**Dataset excerpts**
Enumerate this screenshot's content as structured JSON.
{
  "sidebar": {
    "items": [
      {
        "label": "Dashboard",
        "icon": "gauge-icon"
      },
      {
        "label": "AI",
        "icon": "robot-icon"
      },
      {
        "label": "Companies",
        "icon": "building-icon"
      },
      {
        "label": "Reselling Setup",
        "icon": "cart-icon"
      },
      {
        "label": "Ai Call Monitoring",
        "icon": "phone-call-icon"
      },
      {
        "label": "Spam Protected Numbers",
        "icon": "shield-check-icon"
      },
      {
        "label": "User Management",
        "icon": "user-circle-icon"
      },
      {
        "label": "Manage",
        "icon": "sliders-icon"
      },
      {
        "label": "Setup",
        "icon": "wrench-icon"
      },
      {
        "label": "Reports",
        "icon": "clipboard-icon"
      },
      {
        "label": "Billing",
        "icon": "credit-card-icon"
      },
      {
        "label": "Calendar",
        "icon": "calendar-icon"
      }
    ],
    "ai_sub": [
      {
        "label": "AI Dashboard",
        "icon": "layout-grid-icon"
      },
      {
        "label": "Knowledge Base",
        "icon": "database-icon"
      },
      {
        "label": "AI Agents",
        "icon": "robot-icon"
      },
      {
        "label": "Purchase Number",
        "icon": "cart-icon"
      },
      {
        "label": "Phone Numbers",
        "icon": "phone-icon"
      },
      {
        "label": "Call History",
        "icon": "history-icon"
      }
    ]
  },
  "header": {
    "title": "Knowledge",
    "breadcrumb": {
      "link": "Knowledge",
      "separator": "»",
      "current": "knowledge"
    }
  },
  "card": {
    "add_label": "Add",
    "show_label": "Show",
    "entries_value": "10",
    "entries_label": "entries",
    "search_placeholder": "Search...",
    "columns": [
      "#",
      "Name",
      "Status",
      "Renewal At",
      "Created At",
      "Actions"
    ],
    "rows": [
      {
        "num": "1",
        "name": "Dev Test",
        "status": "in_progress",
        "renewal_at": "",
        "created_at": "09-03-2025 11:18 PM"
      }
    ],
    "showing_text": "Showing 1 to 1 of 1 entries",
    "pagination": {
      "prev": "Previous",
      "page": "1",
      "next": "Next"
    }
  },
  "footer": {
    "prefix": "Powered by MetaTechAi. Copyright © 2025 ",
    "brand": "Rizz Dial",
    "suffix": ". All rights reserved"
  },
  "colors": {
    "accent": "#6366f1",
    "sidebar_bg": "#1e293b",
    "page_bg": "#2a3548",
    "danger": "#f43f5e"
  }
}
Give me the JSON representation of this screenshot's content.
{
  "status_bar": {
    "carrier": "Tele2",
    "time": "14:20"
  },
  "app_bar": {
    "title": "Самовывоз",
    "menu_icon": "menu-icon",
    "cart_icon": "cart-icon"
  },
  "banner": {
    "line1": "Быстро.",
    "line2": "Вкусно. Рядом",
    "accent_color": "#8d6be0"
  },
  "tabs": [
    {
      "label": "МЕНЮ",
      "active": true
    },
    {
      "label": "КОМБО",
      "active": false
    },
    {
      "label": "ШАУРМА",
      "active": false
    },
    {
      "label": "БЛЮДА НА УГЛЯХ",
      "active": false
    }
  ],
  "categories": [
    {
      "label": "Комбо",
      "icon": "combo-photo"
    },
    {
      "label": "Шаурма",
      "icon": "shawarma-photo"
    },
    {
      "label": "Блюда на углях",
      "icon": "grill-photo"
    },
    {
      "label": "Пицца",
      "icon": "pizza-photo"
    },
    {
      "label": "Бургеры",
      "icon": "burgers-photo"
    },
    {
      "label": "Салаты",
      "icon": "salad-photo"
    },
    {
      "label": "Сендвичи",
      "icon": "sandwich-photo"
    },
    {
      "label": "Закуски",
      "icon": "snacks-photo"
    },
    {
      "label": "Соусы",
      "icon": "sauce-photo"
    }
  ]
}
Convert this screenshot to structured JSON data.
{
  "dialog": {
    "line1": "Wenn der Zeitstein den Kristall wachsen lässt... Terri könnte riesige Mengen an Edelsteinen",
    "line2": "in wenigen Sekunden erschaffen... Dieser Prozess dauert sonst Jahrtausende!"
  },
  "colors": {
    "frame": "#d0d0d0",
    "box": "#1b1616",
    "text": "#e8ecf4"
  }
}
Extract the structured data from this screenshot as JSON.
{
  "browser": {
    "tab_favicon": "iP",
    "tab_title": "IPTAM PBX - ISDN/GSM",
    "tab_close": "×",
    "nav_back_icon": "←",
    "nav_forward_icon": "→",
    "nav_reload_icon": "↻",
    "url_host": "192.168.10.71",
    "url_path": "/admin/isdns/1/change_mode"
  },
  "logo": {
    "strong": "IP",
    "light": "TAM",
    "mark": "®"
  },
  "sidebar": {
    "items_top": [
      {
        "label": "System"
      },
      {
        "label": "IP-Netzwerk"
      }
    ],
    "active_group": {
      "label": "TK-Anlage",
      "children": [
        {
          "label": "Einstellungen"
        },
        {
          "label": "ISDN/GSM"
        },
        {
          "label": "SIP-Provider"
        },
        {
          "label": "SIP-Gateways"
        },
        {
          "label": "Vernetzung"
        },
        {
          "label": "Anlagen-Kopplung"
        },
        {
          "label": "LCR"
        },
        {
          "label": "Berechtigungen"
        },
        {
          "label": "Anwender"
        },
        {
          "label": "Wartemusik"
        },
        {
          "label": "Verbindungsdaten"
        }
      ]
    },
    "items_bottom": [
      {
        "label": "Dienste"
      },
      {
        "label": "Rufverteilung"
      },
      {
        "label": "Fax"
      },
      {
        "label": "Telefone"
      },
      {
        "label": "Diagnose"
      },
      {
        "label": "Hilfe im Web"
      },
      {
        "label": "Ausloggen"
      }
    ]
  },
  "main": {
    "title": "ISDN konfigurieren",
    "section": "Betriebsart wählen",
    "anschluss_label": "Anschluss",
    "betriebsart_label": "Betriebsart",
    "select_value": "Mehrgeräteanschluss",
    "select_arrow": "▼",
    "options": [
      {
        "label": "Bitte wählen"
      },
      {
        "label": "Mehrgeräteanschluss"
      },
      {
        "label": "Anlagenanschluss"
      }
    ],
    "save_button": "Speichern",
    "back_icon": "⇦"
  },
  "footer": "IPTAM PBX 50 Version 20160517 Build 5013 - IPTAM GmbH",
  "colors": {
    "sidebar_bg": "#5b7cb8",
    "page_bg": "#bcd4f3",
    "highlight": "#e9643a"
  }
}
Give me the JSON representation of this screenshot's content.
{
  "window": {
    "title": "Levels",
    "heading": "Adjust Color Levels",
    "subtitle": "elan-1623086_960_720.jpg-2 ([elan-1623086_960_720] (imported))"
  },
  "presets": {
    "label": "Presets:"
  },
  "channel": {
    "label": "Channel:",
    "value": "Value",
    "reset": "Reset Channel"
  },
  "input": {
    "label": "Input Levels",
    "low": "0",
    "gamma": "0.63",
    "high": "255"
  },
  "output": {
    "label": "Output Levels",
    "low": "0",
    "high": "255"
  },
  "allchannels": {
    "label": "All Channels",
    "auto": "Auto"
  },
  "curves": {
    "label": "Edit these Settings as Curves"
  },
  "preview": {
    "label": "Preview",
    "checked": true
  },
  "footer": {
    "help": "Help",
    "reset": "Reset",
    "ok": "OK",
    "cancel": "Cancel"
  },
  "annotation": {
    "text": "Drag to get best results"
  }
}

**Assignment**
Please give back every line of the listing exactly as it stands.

**Task result**
Enumerate this screenshot's content as structured JSON.
{
  "sidebar": {
    "items": [
      {
        "label": "Dashboard",
        "icon": "gauge-icon"
      },
      {
        "label": "AI",
        "icon": "robot-icon"
      },
      {
        "label": "Companies",
        "icon": "building-icon"
      },
      {
        "label": "Reselling Setup",
        "icon": "cart-icon"
      },
      {
        "label": "Ai Call Monitoring",
        "icon": "phone-call-icon"
      },
      {
        "label": "Spam Protected Numbers",
        "icon": "shield-check-icon"
      },
      {
        "label": "User Management",
        "icon": "user-circle-icon"
      },
      {
        "label": "Manage",
        "icon": "sliders-icon"
      },
      {
        "label": "Setup",
        "icon": "wrench-icon"
      },
      {
        "label": "Reports",
        "icon": "clipboard-icon"
      },
      {
        "label": "Billing",
        "icon": "credit-card-icon"
      },
      {
        "label": "Calendar",
        "icon": "calendar-icon"
      }
    ],
    "ai_sub": [
      {
        "label": "AI Dashboard",
        "icon": "layout-grid-icon"
      },
      {
        "label": "Knowledge Base",
        "icon": "database-icon"
      },
      {
        "label": "AI Agents",
        "icon": "robot-icon"
      },
      {
        "label": "Purchase Number",
        "icon": "cart-icon"
      },
      {
        "label": "Phone Numbers",
        "icon": "phone-icon"
      },
      {
        "label": "Call History",
        "icon": "history-icon"
      }
    ]
  },
  "header": {
    "title": "Knowledge",
    "breadcrumb": {
      "link": "Knowledge",
      "separator": "»",
      "current": "knowledge"
    }
  },
  "card": {
    "add_label": "Add",
    "show_label": "Show",
    "entries_value": "10",
    "entries_label": "entries",
    "search_placeholder": "Search...",
    "columns": [
      "#",
      "Name",
      "Status",
      "Renewal At",
      "Created At",
      "Actions"
    ],
    "rows": [
      {
        "num": "1",
        "name": "Dev Test",
        "status": "in_progress",
        "renewal_at": "",
        "created_at": "09-03-2025 11:18 PM"
      }
    ],
    "showing_text": "Showing 1 to 1 of 1 entries",
    "pagination": {
      "prev": "Previous",
      "page": "1",
      "next": "Next"
    }
  },
  "footer": {
    "prefix": "Powered by MetaTechAi. Copyright © 2025 ",
    "brand": "Rizz Dial",
    "suffix": ". All rights reserved"
  },
  "colors": {
    "accent": "#6366f1",
    "sidebar_bg": "#1e293b",
    "page_bg": "#2a3548",
    "danger": "#f43f5e"
  }
}
Give me the JSON representation of this screenshot's content.
{
  "status_bar": {
    "carrier": "Tele2",
    "time": "14:20"
  },
  "app_bar": {
    "title": "Самовывоз",
    "menu_icon": "menu-icon",
    "cart_icon": "cart-icon"
  },
  "banner": {
    "line1": "Быстро.",
    "line2": "Вкусно. Рядом",
    "accent_color": "#8d6be0"
  },
  "tabs": [
    {
      "label": "МЕНЮ",
      "active": true
    },
    {
      "label": "КОМБО",
      "active": false
    },
    {
      "label": "ШАУРМА",
      "active": false
    },
    {
      "label": "БЛЮДА НА УГЛЯХ",
      "active": false
    }
  ],
  "categories": [
    {
      "label": "Комбо",
      "icon": "combo-photo"
    },
    {
      "label": "Шаурма",
      "icon": "shawarma-photo"
    },
    {
      "label": "Блюда на углях",
      "icon": "grill-photo"
    },
    {
      "label": "Пицца",
      "icon": "pizza-photo"
    },
    {
      "label": "Бургеры",
      "icon": "burgers-photo"
    },
    {
      "label": "Салаты",
      "icon": "salad-photo"
    },
    {
      "label": "Сендвичи",
      "icon": "sandwich-photo"
    },
    {
      "label": "Закуски",
      "icon": "snacks-photo"
    },
    {
      "label": "Соусы",
      "icon": "sauce-photo"
    }
  ]
}
Convert this screenshot to structured JSON data.
{
  "dialog": {
    "line1": "Wenn der Zeitstein den Kristall wachsen lässt... Terri könnte riesige Mengen an Edelsteinen",
    "line2": "in wenigen Sekunden erschaffen... Dieser Prozess dauert sonst Jahrtausende!"
  },
  "colors": {
    "frame": "#d0d0d0",
    "box": "#1b1616",
    "text": "#e8ecf4"
  }
}
Extract the structured data from this screenshot as JSON.
{
  "browser": {
    "tab_favicon": "iP",
    "tab_title": "IPTAM PBX - ISDN/GSM",
    "tab_close": "×",
    "nav_back_icon": "←",
    "nav_forward_icon": "→",
    "nav_reload_icon": "↻",
    "url_host": "192.168.10.71",
    "url_path": "/admin/isdns/1/change_mode"
  },
  "logo": {
    "strong": "IP",
    "light": "TAM",
    "mark": "®"
  },
  "sidebar": {
    "items_top": [
      {
        "label": "System"
      },
      {
        "label": "IP-Netzwerk"
      }
    ],
    "active_group": {
      "label": "TK-Anlage",
      "children": [
        {
          "label": "Einstellungen"
        },
        {
          "label": "ISDN/GSM"
        },
        {
          "label": "SIP-Provider"
        },
        {
          "label": "SIP-Gateways"
        },
        {
          "label": "Vernetzung"
        },
        {
          "label": "Anlagen-Kopplung"
        },
        {
          "label": "LCR"
        },
        {
          "label": "Berechtigungen"
        },
        {
          "label": "Anwender"
        },
        {
          "label": "Wartemusik"
        },
        {
          "label": "Verbindungsdaten"
        }
      ]
    },
    "items_bottom": [
      {
        "label": "Dienste"
      },
      {
        "label": "Rufverteilung"
      },
      {
        "label": "Fax"
      },
      {
        "label": "Telefone"
      },
      {
        "label": "Diagnose"
      },
      {
        "label": "Hilfe im Web"
      },
      {
        "label": "Ausloggen"
      }
    ]
  },
  "main": {
    "title": "ISDN konfigurieren",
    "section": "Betriebsart wählen",
    "anschluss_label": "Anschluss",
    "betriebsart_label": "Betriebsart",
    "select_value": "Mehrgeräteanschluss",
    "select_arrow": "▼",
    "options": [
      {
        "label": "Bitte wählen"
      },
      {
        "label": "Mehrgeräteanschluss"
      },
      {
        "label": "Anlagenanschluss"
      }
    ],
    "save_button": "Speichern",
    "back_icon": "⇦"
  },
  "footer": "IPTAM PBX 50 Version 20160517 Build 5013 - IPTAM GmbH",
  "colors": {
    "sidebar_bg": "#5b7cb8",
    "page_bg": "#bcd4f3",
    "highlight": "#e9643a"
  }
}
Give me the JSON representation of this screenshot's content.
{
  "window": {
    "title": "Levels",
    "heading": "Adjust Color Levels",
    "subtitle": "elan-1623086_960_720.jpg-2 ([elan-1623086_960_720] (imported))"
  },
  "presets": {
    "label": "Presets:"
  },
  "channel": {
    "label": "Channel:",
    "value": "Value",
    "reset": "Reset Channel"
  },
  "input": {
    "label": "Input Levels",
    "low": "0",
    "gamma": "0.63",
    "high": "255"
  },
  "output": {
    "label": "Output Levels",
    "low": "0",
    "high": "255"
  },
  "allchannels": {
    "label": "All Channels",
    "auto": "Auto"
  },
  "curves": {
    "label": "Edit these Settings as Curves"
  },
  "preview": {
    "label": "Preview",
    "checked": true
  },
  "footer": {
    "help": "Help",
    "reset": "Reset",
    "ok": "OK",
    "cancel": "Cancel"
  },
  "annotation": {
    "text": "Drag to get best results"
  }
}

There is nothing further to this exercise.